The Sodexho-Times Higher University Lifestyle survey shows money worries preying on an increasingly sober lot of students. Anna Fazackerley reports
British universities are populated by a growing army of "office worker" students who live at home, spend hours commuting, and work as well as study, the Sodexho-Times Higher survey reveals.
Living at home with parents is now the second most popular option for those attending university as students struggle to avoid mounting debts.
But the University Lifestyle Survey, which interviewed more than 2,000 students in 112 universities, paints a stark picture of life for these live-at-home students. It suggests that the university experience is for many young people a rather isolated one, a world away from the ivory towers depicted in famous novels such as Brideshead Revisited.
Boris Johnson, the Conservative Shadow Higher Education Minister, said: "We all lived in foul and pestilential student squats - but that was a far better experience than staying at home."
He added: "It is very sad if students are being driven away from the campus. A lot of the instruction you get at university is from your peers, and it shouldn't be so densely integrated into real life that you can't really tell the difference."
The survey found that 18 per cent of all students live at home with their parents; the figure rises to 25 per cent in new universities.
These students are more likely to have farther to travel to university than those living in rented flats or halls. Strikingly, 15 per cent of live-at-home students spend three or four hours commuting every day.
Although they may avoid paying rent by living at home, these students are still significantly more likely than campus-based students to need to work at a part-time job.
More than half (54 per cent) of students who live with their parents juggle a paid job alongside their studies - compared with only 12 per cent of students in catered halls.
After they have completed their commute, finished work and attended lectures and seminars, this group of students, unsurprisingly, has little time left for the lighter side of student life.
The survey found that more than 33 per cent of students who live at home with their family spend two hours or less socialising on the average weekday. This figure compares with 20 per cent for students in catered halls.
As an indication of their distance from traditional university life, these students are also less likely to socialise with fellow students on campus.
In total, 65 per cent of students who live with their family choose to do all or most of their socialising away from the university.
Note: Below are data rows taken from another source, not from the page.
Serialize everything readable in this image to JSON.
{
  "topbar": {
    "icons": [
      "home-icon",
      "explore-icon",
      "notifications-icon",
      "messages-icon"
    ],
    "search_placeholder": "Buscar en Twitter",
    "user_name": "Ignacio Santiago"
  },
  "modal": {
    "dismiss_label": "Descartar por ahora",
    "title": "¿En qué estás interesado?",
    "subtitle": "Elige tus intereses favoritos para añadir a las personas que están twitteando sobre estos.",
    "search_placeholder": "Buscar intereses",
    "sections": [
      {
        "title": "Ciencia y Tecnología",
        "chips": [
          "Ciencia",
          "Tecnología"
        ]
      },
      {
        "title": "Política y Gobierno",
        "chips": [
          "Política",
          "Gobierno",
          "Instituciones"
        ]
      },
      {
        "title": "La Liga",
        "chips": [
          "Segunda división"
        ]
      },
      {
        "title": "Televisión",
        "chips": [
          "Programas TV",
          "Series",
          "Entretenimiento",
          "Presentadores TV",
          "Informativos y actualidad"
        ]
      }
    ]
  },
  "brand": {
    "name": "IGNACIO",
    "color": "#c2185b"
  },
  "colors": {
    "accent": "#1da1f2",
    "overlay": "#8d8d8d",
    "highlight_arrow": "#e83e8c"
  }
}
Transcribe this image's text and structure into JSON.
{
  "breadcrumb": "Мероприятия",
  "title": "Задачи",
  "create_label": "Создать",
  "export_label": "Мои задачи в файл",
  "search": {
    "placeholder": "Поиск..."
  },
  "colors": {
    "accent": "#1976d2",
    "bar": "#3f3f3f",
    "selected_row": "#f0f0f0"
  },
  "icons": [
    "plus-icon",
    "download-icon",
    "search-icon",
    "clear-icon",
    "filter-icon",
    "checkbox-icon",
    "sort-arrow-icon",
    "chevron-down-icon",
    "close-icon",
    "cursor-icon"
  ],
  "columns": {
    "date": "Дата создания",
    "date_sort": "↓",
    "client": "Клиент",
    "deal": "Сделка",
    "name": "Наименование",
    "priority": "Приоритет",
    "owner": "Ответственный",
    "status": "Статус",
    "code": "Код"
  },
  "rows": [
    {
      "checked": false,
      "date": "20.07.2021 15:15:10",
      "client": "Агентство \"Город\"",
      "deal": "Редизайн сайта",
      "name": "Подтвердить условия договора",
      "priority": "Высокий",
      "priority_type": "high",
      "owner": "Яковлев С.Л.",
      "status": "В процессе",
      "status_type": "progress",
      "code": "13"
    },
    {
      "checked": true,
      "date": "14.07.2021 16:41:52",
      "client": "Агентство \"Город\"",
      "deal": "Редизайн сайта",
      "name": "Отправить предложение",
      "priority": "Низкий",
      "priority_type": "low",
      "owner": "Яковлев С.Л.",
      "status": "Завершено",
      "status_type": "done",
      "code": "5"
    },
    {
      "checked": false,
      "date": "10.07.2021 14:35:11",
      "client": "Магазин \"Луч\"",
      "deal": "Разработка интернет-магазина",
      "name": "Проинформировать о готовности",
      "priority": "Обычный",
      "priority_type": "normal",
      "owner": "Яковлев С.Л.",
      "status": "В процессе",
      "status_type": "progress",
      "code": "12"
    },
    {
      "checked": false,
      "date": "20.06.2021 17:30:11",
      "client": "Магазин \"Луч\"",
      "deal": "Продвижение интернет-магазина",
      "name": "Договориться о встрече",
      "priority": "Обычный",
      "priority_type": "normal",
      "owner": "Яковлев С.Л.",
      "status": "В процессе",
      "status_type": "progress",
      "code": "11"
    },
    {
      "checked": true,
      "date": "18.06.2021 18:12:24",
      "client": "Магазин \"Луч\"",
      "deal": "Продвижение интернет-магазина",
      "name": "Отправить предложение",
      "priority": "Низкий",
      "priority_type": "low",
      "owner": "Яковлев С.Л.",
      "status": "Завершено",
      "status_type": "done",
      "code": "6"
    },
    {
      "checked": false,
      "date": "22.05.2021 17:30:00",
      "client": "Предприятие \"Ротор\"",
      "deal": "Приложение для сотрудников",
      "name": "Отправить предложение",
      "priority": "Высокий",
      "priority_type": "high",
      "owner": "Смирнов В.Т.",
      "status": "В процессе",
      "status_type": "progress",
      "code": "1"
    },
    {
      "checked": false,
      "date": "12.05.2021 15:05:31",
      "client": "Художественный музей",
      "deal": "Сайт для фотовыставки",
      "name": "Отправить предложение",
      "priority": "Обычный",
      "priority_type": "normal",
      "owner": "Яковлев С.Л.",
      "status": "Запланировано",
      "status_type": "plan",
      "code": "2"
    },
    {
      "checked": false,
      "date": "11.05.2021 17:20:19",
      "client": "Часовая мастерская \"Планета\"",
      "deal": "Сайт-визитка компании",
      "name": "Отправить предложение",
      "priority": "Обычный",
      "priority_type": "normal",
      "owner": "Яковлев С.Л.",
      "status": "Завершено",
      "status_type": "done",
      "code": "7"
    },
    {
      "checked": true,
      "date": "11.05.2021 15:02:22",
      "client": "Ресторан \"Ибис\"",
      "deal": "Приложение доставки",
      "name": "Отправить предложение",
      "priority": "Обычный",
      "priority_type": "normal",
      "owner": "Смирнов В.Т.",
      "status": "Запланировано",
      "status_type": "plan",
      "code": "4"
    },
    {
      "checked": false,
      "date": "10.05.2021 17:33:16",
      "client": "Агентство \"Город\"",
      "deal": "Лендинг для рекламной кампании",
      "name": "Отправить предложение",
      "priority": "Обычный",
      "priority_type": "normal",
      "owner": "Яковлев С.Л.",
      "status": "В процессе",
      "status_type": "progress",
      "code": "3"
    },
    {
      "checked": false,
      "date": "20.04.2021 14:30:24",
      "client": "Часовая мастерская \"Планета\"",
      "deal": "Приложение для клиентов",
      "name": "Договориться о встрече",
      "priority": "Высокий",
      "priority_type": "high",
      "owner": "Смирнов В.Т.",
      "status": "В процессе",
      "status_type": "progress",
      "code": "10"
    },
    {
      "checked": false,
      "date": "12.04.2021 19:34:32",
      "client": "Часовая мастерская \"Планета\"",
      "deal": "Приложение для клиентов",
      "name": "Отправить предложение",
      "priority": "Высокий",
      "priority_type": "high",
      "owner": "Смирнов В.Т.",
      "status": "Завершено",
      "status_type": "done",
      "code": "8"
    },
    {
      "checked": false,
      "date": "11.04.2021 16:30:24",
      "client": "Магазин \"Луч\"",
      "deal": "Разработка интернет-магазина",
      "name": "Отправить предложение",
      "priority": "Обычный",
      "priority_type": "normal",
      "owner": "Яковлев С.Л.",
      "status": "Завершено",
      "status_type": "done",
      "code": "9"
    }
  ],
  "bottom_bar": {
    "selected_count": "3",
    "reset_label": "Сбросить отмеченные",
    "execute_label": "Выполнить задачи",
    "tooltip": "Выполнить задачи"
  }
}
Julian Nicholds, vice-president for education at the National Union of Students, said: "Going to university is about working hard to get what you want, but it should also be about getting involved. We say to students that it is about your academic education, but it is also about the soft skills you acquire."
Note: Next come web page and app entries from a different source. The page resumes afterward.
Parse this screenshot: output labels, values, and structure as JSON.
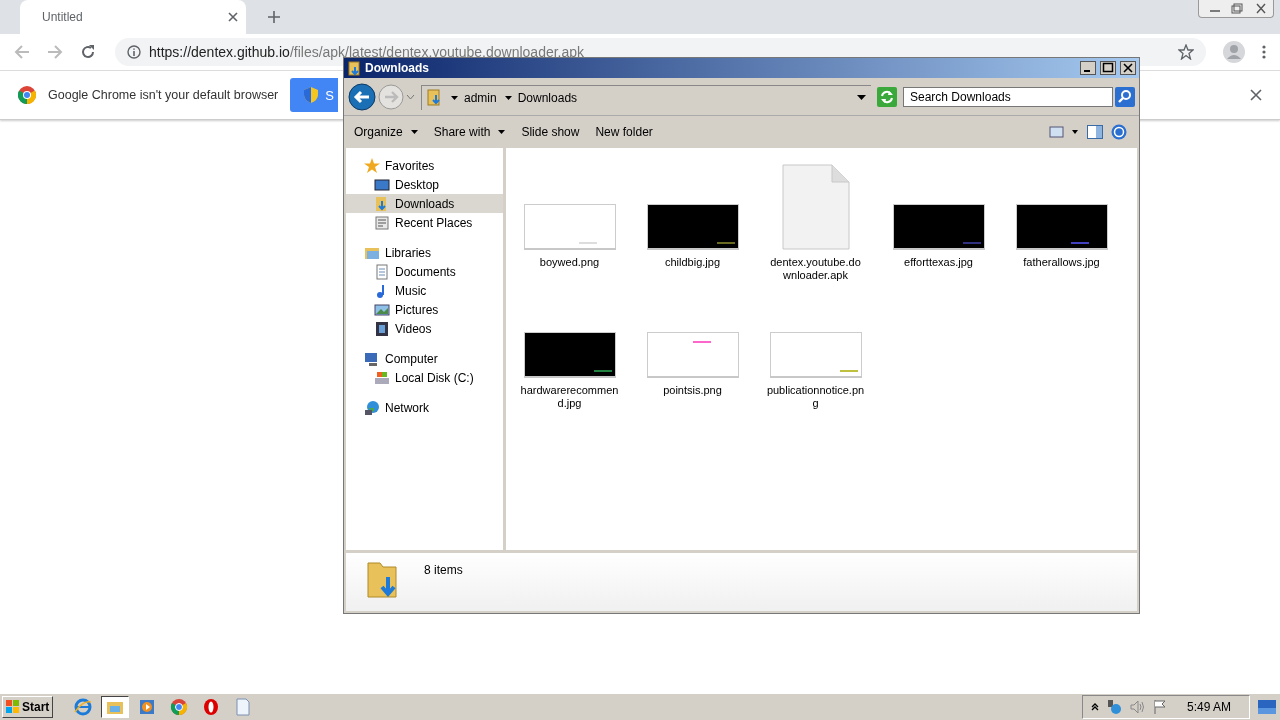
{
  "browser": {
    "tabs": [
      {
        "title": "Untitled",
        "selected": true
      }
    ],
    "url": {
      "host": "https://dentex.github.io",
      "path": "/files/apk/latest/dentex.youtube.downloader.apk"
    },
    "banner": {
      "message": "Google Chrome isn't your default browser",
      "button": "S"
    }
  },
  "explorer": {
    "title": "Downloads",
    "breadcrumb": [
      "admin",
      "Downloads"
    ],
    "search": {
      "placeholder": "Search Downloads"
    },
    "commands": [
      {
        "label": "Organize",
        "has_menu": true
      },
      {
        "label": "Share with",
        "has_menu": true
      },
      {
        "label": "Slide show",
        "has_menu": false
      },
      {
        "label": "New folder",
        "has_menu": false
      }
    ],
    "nav": [
      {
        "label": "Favorites",
        "kind": "favorites",
        "selected": false,
        "children": [
          {
            "label": "Desktop",
            "kind": "desktop",
            "selected": false
          },
          {
            "label": "Downloads",
            "kind": "downloads",
            "selected": true
          },
          {
            "label": "Recent Places",
            "kind": "recent",
            "selected": false
          }
        ]
      },
      {
        "label": "Libraries",
        "kind": "libraries",
        "selected": false,
        "children": [
          {
            "label": "Documents",
            "kind": "documents",
            "selected": false
          },
          {
            "label": "Music",
            "kind": "music",
            "selected": false
          },
          {
            "label": "Pictures",
            "kind": "pictures",
            "selected": false
          },
          {
            "label": "Videos",
            "kind": "videos",
            "selected": false
          }
        ]
      },
      {
        "label": "Computer",
        "kind": "computer",
        "selected": false,
        "children": [
          {
            "label": "Local Disk (C:)",
            "kind": "disk",
            "selected": false
          }
        ]
      },
      {
        "label": "Network",
        "kind": "network",
        "selected": false
      }
    ],
    "files": [
      {
        "name": "boywed.png",
        "kind": "picture"
      },
      {
        "name": "childbig.jpg",
        "kind": "picture"
      },
      {
        "name": "dentex.youtube.downloader.apk",
        "kind": "file"
      },
      {
        "name": "efforttexas.jpg",
        "kind": "picture"
      },
      {
        "name": "fatherallows.jpg",
        "kind": "picture"
      },
      {
        "name": "hardwarerecommend.jpg",
        "kind": "picture"
      },
      {
        "name": "pointsis.png",
        "kind": "picture"
      },
      {
        "name": "publicationnotice.png",
        "kind": "picture"
      }
    ],
    "status": "8 items"
  },
  "taskbar": {
    "start": "Start",
    "apps": [
      {
        "kind": "ie",
        "selected": false
      },
      {
        "kind": "explorer",
        "selected": true
      },
      {
        "kind": "media",
        "selected": false
      },
      {
        "kind": "chrome",
        "selected": false
      },
      {
        "kind": "opera",
        "selected": false
      },
      {
        "kind": "notepad",
        "selected": false
      }
    ],
    "clock": "5:49 AM"
  }
}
He added: "Many students living at home don't live close to their institution. They stay within their own social group, so they lose the chance to meet a new group of people from a diverse range of back-grounds."
Claire Callender, professor of social policy at London South Bank University, said: "If university is meant to be in part a vehicle for social mobility, one facet of that will be the mix of people students meet at university.
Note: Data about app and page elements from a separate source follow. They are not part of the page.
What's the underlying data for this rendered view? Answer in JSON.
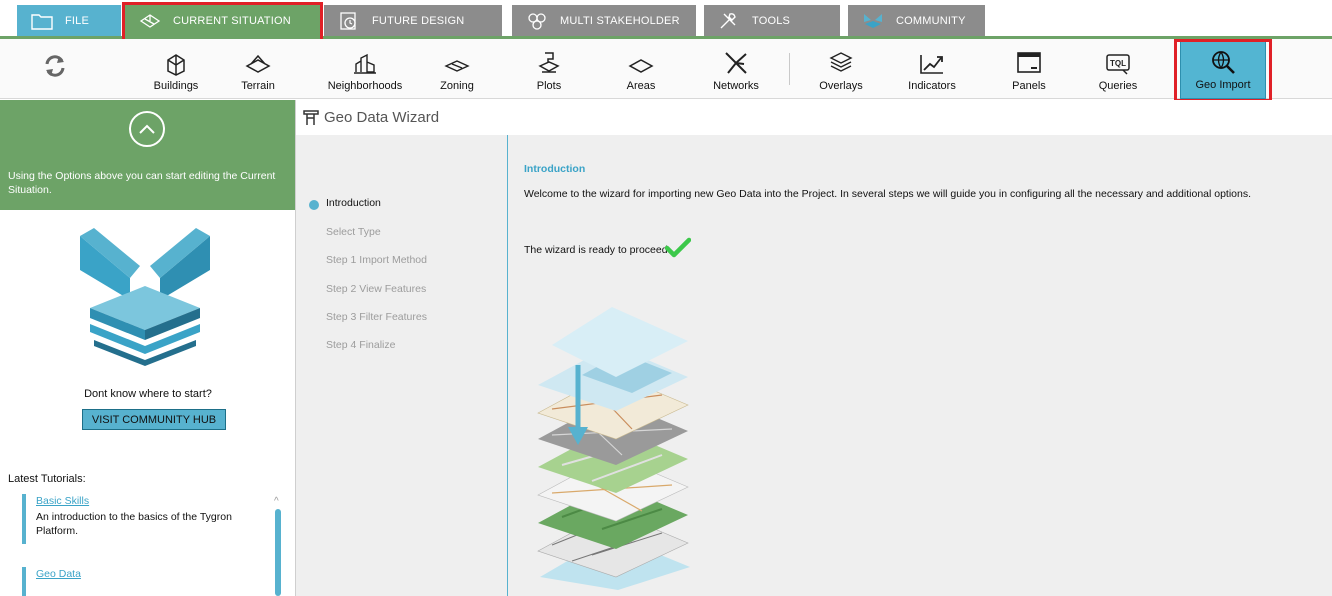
{
  "tabs": [
    {
      "label": "FILE",
      "icon": "folder-icon"
    },
    {
      "label": "CURRENT SITUATION",
      "icon": "building-outline-icon",
      "active": true
    },
    {
      "label": "FUTURE DESIGN",
      "icon": "clock-building-icon"
    },
    {
      "label": "MULTI STAKEHOLDER",
      "icon": "stakeholder-icon"
    },
    {
      "label": "TOOLS",
      "icon": "tools-icon"
    },
    {
      "label": "COMMUNITY",
      "icon": "tygron-logo-icon"
    }
  ],
  "toolbar": {
    "items": [
      {
        "label": "",
        "icon": "refresh-icon"
      },
      {
        "label": "Buildings",
        "icon": "building-icon"
      },
      {
        "label": "Terrain",
        "icon": "terrain-icon"
      },
      {
        "label": "Neighborhoods",
        "icon": "neighborhood-icon"
      },
      {
        "label": "Zoning",
        "icon": "zoning-icon"
      },
      {
        "label": "Plots",
        "icon": "plot-icon"
      },
      {
        "label": "Areas",
        "icon": "area-icon"
      },
      {
        "label": "Networks",
        "icon": "network-icon"
      },
      {
        "label": "Overlays",
        "icon": "overlay-icon"
      },
      {
        "label": "Indicators",
        "icon": "indicator-icon"
      },
      {
        "label": "Panels",
        "icon": "panel-icon"
      },
      {
        "label": "Queries",
        "icon": "query-icon"
      },
      {
        "label": "Geo Import",
        "icon": "globe-search-icon",
        "selected": true
      }
    ]
  },
  "sidebar": {
    "info": "Using the Options above you can start editing the Current Situation.",
    "dont_know": "Dont know where to start?",
    "hub_button": "VISIT COMMUNITY HUB",
    "tutorials_title": "Latest Tutorials:",
    "tutorials": [
      {
        "title": "Basic Skills",
        "text": "An introduction to the basics of the Tygron Platform."
      },
      {
        "title": "Geo Data",
        "text": ""
      }
    ]
  },
  "wizard": {
    "title": "Geo Data Wizard",
    "steps": [
      {
        "label": "Introduction",
        "current": true
      },
      {
        "label": "Select Type"
      },
      {
        "label": "Step 1 Import Method"
      },
      {
        "label": "Step 2 View Features"
      },
      {
        "label": "Step 3 Filter Features"
      },
      {
        "label": "Step 4 Finalize"
      }
    ],
    "content": {
      "title": "Introduction",
      "welcome": "Welcome to the wizard for importing new Geo Data into the Project. In several steps we will guide you in configuring all the necessary and additional options.",
      "ready": "The wizard is ready to proceed."
    }
  },
  "colors": {
    "accent_green": "#6da367",
    "accent_blue": "#57b2cf",
    "tab_grey": "#8c8c8c",
    "highlight_red": "#e02027",
    "check_green": "#3cc84a"
  }
}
"Those who live at home will miss out in terms of making new friendships that are likely to be from a broader cross-section of society."